[Start of section]

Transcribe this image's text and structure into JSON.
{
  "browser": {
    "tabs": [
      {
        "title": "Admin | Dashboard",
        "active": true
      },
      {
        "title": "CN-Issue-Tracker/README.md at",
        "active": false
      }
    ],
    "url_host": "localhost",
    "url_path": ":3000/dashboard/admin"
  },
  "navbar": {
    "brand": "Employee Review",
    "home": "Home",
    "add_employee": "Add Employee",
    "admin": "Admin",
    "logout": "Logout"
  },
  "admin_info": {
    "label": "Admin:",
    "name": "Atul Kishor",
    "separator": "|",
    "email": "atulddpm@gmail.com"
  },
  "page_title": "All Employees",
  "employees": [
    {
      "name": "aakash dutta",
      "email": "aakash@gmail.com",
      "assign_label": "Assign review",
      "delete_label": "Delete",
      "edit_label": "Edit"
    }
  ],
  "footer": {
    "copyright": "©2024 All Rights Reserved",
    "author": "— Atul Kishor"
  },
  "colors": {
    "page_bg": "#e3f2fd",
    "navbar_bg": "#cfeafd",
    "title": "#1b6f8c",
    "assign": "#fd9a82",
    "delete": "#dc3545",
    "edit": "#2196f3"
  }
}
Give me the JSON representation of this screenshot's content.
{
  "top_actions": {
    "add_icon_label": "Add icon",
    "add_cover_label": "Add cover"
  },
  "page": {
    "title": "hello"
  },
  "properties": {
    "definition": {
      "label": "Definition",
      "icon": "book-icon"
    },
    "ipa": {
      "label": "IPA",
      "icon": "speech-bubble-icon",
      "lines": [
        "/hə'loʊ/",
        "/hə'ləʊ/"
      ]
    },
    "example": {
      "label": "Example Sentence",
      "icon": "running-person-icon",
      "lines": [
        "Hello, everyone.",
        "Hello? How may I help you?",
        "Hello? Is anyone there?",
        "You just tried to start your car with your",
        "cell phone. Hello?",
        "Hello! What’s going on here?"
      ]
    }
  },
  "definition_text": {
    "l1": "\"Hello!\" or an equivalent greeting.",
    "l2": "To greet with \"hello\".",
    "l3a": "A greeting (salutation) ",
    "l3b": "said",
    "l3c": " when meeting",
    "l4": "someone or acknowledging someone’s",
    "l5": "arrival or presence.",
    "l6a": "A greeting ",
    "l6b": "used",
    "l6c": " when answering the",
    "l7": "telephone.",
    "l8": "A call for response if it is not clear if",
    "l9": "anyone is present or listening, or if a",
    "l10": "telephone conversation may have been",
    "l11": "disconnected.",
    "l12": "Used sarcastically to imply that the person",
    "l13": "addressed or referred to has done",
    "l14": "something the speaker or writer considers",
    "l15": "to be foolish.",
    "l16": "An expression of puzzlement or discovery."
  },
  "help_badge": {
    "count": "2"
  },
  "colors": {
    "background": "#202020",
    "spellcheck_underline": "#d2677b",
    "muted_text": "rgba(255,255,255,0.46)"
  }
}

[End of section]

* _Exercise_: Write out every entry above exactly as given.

* _Task solution_:
Transcribe this image's text and structure into JSON.
{
  "browser": {
    "tabs": [
      {
        "title": "Admin | Dashboard",
        "active": true
      },
      {
        "title": "CN-Issue-Tracker/README.md at",
        "active": false
      }
    ],
    "url_host": "localhost",
    "url_path": ":3000/dashboard/admin"
  },
  "navbar": {
    "brand": "Employee Review",
    "home": "Home",
    "add_employee": "Add Employee",
    "admin": "Admin",
    "logout": "Logout"
  },
  "admin_info": {
    "label": "Admin:",
    "name": "Atul Kishor",
    "separator": "|",
    "email": "atulddpm@gmail.com"
  },
  "page_title": "All Employees",
  "employees": [
    {
      "name": "aakash dutta",
      "email": "aakash@gmail.com",
      "assign_label": "Assign review",
      "delete_label": "Delete",
      "edit_label": "Edit"
    }
  ],
  "footer": {
    "copyright": "©2024 All Rights Reserved",
    "author": "— Atul Kishor"
  },
  "colors": {
    "page_bg": "#e3f2fd",
    "navbar_bg": "#cfeafd",
    "title": "#1b6f8c",
    "assign": "#fd9a82",
    "delete": "#dc3545",
    "edit": "#2196f3"
  }
}
Give me the JSON representation of this screenshot's content.
{
  "top_actions": {
    "add_icon_label": "Add icon",
    "add_cover_label": "Add cover"
  },
  "page": {
    "title": "hello"
  },
  "properties": {
    "definition": {
      "label": "Definition",
      "icon": "book-icon"
    },
    "ipa": {
      "label": "IPA",
      "icon": "speech-bubble-icon",
      "lines": [
        "/hə'loʊ/",
        "/hə'ləʊ/"
      ]
    },
    "example": {
      "label": "Example Sentence",
      "icon": "running-person-icon",
      "lines": [
        "Hello, everyone.",
        "Hello? How may I help you?",
        "Hello? Is anyone there?",
        "You just tried to start your car with your",
        "cell phone. Hello?",
        "Hello! What’s going on here?"
      ]
    }
  },
  "definition_text": {
    "l1": "\"Hello!\" or an equivalent greeting.",
    "l2": "To greet with \"hello\".",
    "l3a": "A greeting (salutation) ",
    "l3b": "said",
    "l3c": " when meeting",
    "l4": "someone or acknowledging someone’s",
    "l5": "arrival or presence.",
    "l6a": "A greeting ",
    "l6b": "used",
    "l6c": " when answering the",
    "l7": "telephone.",
    "l8": "A call for response if it is not clear if",
    "l9": "anyone is present or listening, or if a",
    "l10": "telephone conversation may have been",
    "l11": "disconnected.",
    "l12": "Used sarcastically to imply that the person",
    "l13": "addressed or referred to has done",
    "l14": "something the speaker or writer considers",
    "l15": "to be foolish.",
    "l16": "An expression of puzzlement or discovery."
  },
  "help_badge": {
    "count": "2"
  },
  "colors": {
    "background": "#202020",
    "spellcheck_underline": "#d2677b",
    "muted_text": "rgba(255,255,255,0.46)"
  }
}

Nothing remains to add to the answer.